Gelastic seizures are both unpredictable and unprovoked by the person's surroundings. They are abrupt in onset and quickly over. Gelastic seizures may occur nocturnally, waking the person from sleep and leaving them exhausted.

Research shows that gelastic seizures often occur in people who have a (often maternal) family history of migraines.

Dextroamphetamine, primidone, and phenobarbital, sometimes in combination, may be prescribed to control gelastic seizures.

Wow. I have migraines. The seizures described by the school last 5-10 seconds. He rolls his eyes back in his head. He arches and stiffens. He also has inappropriate laughter.

Now, I ask you. How many parents could sit, debate and brain storm their child’s situation at 3:00 a.m., briefly consider a grand mal seizure masked as a tantrum, go back to sleep, and follow up with it on the internet the next morning after all the kids had gone off to school, if they had NOT “settled in” or “accepted” their children’s disabilities? Or maybe I’m just the cold hearted b*tch that the family wants to make me out to be. While my life does “suck” for the most part, it does not necessarily “suck” to be me. I think there is a huge distinction.

Full comments at http://circlingnormal.blogspot.com/.

The Preemie Experiment said...

twinsx2 wrote: "Now, I ask you.

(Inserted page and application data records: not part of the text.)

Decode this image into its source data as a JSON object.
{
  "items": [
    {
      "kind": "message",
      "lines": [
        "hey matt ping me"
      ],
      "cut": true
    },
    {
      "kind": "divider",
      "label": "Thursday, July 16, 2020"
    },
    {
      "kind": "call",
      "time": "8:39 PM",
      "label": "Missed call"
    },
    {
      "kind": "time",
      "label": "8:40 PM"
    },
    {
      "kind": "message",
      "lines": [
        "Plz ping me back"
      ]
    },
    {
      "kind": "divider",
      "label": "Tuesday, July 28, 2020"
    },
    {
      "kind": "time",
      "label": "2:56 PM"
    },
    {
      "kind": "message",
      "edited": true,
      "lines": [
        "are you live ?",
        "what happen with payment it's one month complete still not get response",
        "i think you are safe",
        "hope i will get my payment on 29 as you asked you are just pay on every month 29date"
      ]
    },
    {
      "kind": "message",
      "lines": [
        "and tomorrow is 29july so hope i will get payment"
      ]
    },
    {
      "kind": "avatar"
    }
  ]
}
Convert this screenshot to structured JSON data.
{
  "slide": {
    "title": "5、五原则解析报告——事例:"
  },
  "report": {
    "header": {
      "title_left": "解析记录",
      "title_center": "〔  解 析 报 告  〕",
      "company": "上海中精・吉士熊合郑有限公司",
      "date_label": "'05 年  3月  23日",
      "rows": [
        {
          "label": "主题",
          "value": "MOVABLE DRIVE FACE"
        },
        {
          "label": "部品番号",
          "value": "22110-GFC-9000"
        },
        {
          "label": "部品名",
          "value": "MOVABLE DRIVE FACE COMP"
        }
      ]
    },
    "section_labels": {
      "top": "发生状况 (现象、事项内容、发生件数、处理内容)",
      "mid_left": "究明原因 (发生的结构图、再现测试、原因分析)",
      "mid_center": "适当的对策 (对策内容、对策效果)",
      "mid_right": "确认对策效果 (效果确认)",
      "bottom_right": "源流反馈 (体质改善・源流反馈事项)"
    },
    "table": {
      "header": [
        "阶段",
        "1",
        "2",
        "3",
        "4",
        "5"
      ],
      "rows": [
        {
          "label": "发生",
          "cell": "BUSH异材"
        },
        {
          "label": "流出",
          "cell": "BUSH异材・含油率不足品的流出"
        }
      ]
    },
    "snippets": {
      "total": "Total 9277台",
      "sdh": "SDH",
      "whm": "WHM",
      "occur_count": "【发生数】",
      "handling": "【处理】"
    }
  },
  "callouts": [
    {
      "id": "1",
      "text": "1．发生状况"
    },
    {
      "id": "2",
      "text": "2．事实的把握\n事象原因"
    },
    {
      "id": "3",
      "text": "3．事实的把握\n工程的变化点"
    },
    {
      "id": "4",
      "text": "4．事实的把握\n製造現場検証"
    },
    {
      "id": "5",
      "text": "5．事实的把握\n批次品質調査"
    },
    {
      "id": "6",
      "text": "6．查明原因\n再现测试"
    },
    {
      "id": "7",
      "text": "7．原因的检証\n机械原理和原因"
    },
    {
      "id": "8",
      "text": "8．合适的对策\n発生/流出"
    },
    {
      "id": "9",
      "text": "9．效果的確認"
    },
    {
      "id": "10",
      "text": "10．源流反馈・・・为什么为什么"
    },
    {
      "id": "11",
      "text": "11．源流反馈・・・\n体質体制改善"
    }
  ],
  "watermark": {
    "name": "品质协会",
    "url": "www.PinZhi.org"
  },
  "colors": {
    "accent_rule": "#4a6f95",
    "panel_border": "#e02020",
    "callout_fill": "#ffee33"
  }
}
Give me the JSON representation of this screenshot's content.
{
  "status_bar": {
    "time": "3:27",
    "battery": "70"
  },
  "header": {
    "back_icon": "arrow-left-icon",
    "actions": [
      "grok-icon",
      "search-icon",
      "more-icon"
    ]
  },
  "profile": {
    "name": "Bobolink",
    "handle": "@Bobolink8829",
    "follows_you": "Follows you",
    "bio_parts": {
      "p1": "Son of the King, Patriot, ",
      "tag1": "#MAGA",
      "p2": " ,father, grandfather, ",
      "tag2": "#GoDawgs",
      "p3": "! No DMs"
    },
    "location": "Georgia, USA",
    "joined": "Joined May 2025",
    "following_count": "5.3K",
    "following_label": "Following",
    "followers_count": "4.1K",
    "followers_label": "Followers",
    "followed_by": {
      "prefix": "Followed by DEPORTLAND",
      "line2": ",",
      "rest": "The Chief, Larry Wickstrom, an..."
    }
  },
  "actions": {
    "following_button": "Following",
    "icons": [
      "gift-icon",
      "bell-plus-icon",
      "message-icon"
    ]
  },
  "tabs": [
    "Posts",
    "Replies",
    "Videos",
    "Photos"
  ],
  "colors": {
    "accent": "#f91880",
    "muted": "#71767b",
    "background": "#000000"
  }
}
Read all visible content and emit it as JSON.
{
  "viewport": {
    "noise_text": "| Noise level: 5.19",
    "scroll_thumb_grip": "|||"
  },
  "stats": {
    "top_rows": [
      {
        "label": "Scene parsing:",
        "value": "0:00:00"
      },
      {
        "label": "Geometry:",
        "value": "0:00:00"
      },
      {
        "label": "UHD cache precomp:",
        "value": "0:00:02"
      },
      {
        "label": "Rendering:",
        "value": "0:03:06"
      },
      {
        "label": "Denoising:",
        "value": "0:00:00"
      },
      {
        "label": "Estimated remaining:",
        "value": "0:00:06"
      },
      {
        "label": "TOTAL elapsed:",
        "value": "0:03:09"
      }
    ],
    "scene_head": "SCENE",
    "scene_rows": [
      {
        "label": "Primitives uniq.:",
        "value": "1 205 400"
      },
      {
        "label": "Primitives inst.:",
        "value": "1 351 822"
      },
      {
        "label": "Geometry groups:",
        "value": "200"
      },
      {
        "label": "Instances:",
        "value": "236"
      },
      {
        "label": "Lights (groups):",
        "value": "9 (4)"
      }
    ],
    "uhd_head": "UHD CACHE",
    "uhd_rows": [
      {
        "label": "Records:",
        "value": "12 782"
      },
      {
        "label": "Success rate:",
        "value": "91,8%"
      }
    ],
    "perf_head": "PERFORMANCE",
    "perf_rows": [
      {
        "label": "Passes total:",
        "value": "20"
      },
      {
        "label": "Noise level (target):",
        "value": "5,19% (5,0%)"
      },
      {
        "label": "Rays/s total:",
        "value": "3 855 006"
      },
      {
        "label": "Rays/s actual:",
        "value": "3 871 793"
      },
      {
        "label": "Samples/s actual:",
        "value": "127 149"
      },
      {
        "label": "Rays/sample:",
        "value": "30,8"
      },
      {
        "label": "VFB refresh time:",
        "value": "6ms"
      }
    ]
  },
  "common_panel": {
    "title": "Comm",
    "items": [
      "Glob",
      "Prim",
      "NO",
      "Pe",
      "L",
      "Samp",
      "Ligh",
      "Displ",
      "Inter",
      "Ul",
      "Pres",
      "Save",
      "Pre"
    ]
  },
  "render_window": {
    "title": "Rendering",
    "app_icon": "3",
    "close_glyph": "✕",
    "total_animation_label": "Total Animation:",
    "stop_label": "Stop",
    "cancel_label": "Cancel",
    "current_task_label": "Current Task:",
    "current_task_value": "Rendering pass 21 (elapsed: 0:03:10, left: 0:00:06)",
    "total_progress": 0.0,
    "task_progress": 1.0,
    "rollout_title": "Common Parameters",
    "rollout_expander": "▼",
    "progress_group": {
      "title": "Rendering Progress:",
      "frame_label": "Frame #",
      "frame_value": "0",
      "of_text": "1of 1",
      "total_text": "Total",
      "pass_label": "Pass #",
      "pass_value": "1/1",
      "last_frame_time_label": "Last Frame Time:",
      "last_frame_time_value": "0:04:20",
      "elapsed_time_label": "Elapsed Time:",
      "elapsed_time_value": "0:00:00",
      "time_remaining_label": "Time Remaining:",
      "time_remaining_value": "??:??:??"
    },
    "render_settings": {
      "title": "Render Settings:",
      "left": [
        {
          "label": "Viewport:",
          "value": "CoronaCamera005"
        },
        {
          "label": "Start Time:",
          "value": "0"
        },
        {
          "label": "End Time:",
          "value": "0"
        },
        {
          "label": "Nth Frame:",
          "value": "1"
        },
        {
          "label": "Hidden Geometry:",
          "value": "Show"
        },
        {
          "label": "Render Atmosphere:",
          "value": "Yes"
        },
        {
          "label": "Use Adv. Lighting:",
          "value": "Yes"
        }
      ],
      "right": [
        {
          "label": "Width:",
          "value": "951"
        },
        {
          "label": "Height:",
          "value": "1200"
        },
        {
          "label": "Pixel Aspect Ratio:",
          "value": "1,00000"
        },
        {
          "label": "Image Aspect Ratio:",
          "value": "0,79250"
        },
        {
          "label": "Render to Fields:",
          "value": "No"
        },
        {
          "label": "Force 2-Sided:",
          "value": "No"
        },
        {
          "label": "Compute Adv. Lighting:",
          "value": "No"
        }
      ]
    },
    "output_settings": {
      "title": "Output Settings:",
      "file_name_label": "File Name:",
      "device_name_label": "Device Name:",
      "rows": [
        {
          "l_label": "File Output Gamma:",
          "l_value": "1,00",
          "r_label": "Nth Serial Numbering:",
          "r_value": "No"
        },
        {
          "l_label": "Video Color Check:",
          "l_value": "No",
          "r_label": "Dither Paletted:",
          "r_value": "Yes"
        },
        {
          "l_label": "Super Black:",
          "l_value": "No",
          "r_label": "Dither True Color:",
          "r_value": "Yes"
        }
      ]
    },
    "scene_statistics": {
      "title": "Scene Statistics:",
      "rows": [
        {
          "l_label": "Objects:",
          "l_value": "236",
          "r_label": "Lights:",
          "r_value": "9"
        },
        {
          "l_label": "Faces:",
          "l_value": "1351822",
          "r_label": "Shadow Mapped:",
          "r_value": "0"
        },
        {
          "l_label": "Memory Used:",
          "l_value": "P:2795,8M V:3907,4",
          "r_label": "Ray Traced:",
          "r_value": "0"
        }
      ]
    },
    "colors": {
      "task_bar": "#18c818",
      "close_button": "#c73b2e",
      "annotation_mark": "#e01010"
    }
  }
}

How many parents could sit, debate and brain storm their child’s situation at 3:00 a.m., briefly consider a grand mal seizure masked as a tantrum, go back to sleep, and follow up with it on the internet the next morning after all the kids had gone off to school, if they had NOT “settled in” or “accepted” their children’s disabilities?"

Count me in that group too twinsx2! I rarely rush off to the hospital/doctor in the face of new behavior. Is she breathing fine? Yes? Quick run through of possibilities that are stored in my head and then back to bed.

I surely wouldn't call you a b*tch for the way you handled the situation.

Side note... I hope that you have some answers now.

terri w/2 said...

I agree too with twinsx2 and PE - now that I'm a RN, I realize that the skills I have for assessment are not those gained from formal experience, but rather those gained from years and years of so-called "parenting". .the ability to look at a situation objectively and trouble-shoot become amazingly acute after having cared for a child with special needs or with complex medical situations. We are not parents, we are nurses. We may not have the initials to go behind our names, but we are doing what nurses do.

Anonymous said...

Stacy, a wise songwriter once wrote:

"The nearer your destination, the more you're slip-sliding away."

I think that means that just about the time we feel we have a handle on this or that; just about when we think we 'get it,' that is, understand/accept, that is when we get a reversal.

Or it may mean, two steps forward and one step back--what we were all told in the NICU about our kids.

Chris and Vic

katenali said...

Stacy, a wise songwriter once wrote:

"The nearer your destination, the more you're slip-sliding away."

But ... that same wise songwriter also said ...
"I know a woman, became a wife - these are the very words she uses to describe her life. A good day, ain't got no rain, and a bad day is when I lay in bed and think of things that might have been"

The gospel according to Paul (Simon) :-)

Word ...

sheila

twinsx2 said...

Still no answers. MRI is the day after Christmas.